▶ **WHAT TO DO**
Find the lines holding the string "your" in the data, then copy all of them.

▶ **SUPPLIED MATERIAL**
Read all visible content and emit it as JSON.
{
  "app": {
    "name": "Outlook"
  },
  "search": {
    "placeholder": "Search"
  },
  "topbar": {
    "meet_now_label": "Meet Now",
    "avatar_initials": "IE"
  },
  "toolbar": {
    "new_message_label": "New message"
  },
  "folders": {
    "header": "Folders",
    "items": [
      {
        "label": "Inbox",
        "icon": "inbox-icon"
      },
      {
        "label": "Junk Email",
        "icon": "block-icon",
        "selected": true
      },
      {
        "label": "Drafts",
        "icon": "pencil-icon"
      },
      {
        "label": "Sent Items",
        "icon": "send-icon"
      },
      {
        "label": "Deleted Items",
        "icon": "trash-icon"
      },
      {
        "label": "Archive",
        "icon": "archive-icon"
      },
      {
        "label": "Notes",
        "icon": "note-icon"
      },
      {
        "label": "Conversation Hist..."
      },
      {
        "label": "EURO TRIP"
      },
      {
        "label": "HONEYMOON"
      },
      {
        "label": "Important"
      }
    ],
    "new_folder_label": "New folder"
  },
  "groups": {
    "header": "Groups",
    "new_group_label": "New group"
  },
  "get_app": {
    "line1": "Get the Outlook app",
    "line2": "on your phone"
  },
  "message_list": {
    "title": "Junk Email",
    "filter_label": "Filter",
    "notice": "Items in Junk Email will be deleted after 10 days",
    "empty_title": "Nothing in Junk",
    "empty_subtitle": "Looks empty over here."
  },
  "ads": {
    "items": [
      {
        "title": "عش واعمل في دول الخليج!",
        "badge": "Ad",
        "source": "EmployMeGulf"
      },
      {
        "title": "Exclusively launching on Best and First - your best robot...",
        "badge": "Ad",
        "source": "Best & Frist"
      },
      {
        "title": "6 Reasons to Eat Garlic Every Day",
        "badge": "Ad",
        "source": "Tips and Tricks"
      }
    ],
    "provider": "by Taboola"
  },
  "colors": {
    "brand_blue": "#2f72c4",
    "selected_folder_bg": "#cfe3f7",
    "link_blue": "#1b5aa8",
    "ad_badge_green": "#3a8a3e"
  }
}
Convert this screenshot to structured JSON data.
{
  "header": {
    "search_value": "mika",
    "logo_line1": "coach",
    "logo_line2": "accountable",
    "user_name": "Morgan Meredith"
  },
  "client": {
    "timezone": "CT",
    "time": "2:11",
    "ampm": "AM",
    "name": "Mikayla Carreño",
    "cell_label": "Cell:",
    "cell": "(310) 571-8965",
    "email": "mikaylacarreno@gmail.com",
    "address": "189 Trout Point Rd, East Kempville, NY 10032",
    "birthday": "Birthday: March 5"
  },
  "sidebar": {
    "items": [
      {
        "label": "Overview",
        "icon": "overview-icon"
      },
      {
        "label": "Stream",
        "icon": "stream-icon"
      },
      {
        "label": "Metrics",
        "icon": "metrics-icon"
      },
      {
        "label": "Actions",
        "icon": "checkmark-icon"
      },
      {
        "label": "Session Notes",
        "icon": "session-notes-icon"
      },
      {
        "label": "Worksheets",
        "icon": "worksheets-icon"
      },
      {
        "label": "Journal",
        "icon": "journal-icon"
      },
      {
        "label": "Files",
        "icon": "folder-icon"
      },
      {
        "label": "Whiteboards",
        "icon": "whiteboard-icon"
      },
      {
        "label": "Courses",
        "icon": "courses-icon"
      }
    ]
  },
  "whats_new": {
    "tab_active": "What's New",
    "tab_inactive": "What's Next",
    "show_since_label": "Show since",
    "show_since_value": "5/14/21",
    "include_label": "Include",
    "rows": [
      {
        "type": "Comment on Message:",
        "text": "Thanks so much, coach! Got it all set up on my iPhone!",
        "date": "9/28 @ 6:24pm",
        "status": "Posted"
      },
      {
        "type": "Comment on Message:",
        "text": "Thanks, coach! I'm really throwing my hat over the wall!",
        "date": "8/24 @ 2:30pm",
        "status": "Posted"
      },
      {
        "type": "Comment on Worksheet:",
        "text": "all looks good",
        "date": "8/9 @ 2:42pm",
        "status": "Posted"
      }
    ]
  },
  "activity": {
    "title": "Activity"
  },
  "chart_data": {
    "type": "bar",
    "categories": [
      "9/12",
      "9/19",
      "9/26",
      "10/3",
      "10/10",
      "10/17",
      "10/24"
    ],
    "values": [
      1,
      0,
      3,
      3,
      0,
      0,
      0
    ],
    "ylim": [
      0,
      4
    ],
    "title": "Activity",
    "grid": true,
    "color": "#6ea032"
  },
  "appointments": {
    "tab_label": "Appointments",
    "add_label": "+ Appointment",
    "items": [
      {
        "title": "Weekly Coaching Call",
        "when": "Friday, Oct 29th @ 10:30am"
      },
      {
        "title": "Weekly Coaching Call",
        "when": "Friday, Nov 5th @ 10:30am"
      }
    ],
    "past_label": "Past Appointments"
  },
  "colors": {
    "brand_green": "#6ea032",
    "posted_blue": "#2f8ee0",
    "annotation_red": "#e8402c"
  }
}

▶ **OUTPUT FOR THIS TASK**
    "line2": "on your phone"
        "title": "Exclusively launching on Best and First - your best robot...",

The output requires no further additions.